Mark Glendenning, Australia
The issue of gender imbalance in motor racing is pretty much as old as motor racing itself. It's always lurking in the background somewhere, waiting to be launched back onto the front pages by something like the Danica 500 back in May.
This isn't the time to explore why the inability to pee while standing up should be any barrier to going motor racing, other than to say that there is all sorts of research into the issue going on all of the world, and some of the results that I have been privy to make interesting reading.
But if reading survey results and so forth doesn't qualify as 'interesting reading' for you, then maybe a book about some girls who have already made their mark on racing will. As skewed as the ratio of guys to girls in motorsport undoubtedly is, there are nevertheless a lot of women who have served in the driver's seat - some with considerable success. John Bullock has taken a look back through history at some of the more distinguished girl racers, and collected their stories into this book.
Bullock's focus very much remains on his side of the English Channel, so if you are looking to find out information about some of the quick women that made their names racing in Europe or elsewhere then you will be disappointed. But providing that you are happy to keep your focus within the UK - and generally before WWII - you will find some good stuff here.
Other than Key Petre, who was a bona-fide star of her era, virtually all of the names in this book were completely new to me. From that perspective, it was encouraging to read in the author's biography on the dust jacket that Bullock had known a lot of women featured in the book personally. After all, when you are entering new territory, it's always useful to do it with someone who has been there before. I was a little disappointed, then, to find that Bullock's relationships with the drivers was rarely reflected in their stories.
His accounts of the lives and careers of these women are certainly not bad, but there is a distinct formula. Other than Petre, the drivers are generally covered in individual chapters that average around eight or ten pages. And too many of them follow a pattern of woman's early life, woman discovers cars, woman goes racing, woman dies peacefully at home at the age of 85. You frequently get the sense that you are reading newspaper obituaries rather than histories of racing careers.
The short chapters also make for a fairly quick reading experience. I took 'Fast Women' with me on a day that I had to travel to work by public transport - a journey of a little over an hour - and it was finished before I arrived home that night. If you are looking for something to occupy you for a couple of weeks, this book is not going to do the trick.
But despite all of that, I enjoyed reading this book. The stories of some of these women run parallel to other great events in racing history. I learned more about the construction of Brooklands through this book than I knew before, which was something I had not expected. And there really are some great stories tucked away here, both in the tales of these women's racing careers, and in some of the incidental anecdotes that you encounter along the way. I particularly liked this one:

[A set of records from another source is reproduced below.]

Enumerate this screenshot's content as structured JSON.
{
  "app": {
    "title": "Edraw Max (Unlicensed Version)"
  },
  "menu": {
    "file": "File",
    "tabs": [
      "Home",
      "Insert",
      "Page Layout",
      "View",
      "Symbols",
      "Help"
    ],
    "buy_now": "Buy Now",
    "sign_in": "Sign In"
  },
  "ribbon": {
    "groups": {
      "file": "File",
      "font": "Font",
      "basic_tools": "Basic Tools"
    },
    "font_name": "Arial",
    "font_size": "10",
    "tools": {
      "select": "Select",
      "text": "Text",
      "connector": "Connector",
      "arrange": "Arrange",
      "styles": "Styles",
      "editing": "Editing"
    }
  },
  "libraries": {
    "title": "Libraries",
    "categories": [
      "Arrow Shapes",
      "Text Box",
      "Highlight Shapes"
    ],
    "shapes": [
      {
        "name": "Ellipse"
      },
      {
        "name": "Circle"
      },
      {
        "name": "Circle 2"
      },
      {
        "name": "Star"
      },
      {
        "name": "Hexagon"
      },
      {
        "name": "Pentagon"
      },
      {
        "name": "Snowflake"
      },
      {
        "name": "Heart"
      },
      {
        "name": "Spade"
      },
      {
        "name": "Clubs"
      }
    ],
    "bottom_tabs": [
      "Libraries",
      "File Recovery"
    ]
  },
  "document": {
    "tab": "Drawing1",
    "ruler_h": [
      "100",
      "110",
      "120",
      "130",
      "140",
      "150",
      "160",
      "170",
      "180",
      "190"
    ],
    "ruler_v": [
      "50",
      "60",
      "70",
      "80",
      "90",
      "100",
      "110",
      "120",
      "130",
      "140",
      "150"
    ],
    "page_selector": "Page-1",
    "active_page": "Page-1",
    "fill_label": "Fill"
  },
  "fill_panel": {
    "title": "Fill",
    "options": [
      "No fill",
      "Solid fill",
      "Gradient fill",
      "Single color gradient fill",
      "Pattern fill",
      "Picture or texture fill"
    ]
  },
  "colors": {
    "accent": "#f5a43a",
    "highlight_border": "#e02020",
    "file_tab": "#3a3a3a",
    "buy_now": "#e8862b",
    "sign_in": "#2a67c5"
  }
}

"Watt was a flamboyant character and flying as his passenger took considerable courage, particularly as he enjoyed doing stunts, such as diving under the Byfleet Bridge at Brooklands. On one occasion he climbed out of the cockpit and on to the wing of his plane to prove to his terrified passenger that the aircraft could fly quite well by itself.
"Watt and Bummer were due to lunch together at Brooklands one day, but when Watt arrived he explained that before they could do so he wanted to fly over to his father's house and drop an important message, which he'd wrapped around a brick. The message was to explain that there had been a change of plan and he wouldn't now be returning home until later that afternoon. Unfortunately, however, the brick went through one of his father's greenhouses and the old man seized his 12-bore shotgun and peppered the aircraft with buckshot. The holes in the wing canvas were clearly visible when Watt landed and bore witness to the truth of his story and his father's accurate aim.
"'Wouldn't it have been easier and less expensive to telephone?' Bummer asked as they sat down to lunch." (p. 69)
Capping the whole thing off are some nice photographs, many of which I'd imagine you'd be hard-pressed to find in print elsewhere.
Those with an interest in female racers over the past century will find some nice stuff in this book, although the brevity of the chapters might be a bit frustrating. Still, there are some stories here that have not been told before, and that alone warrants a space for this book on your shelf.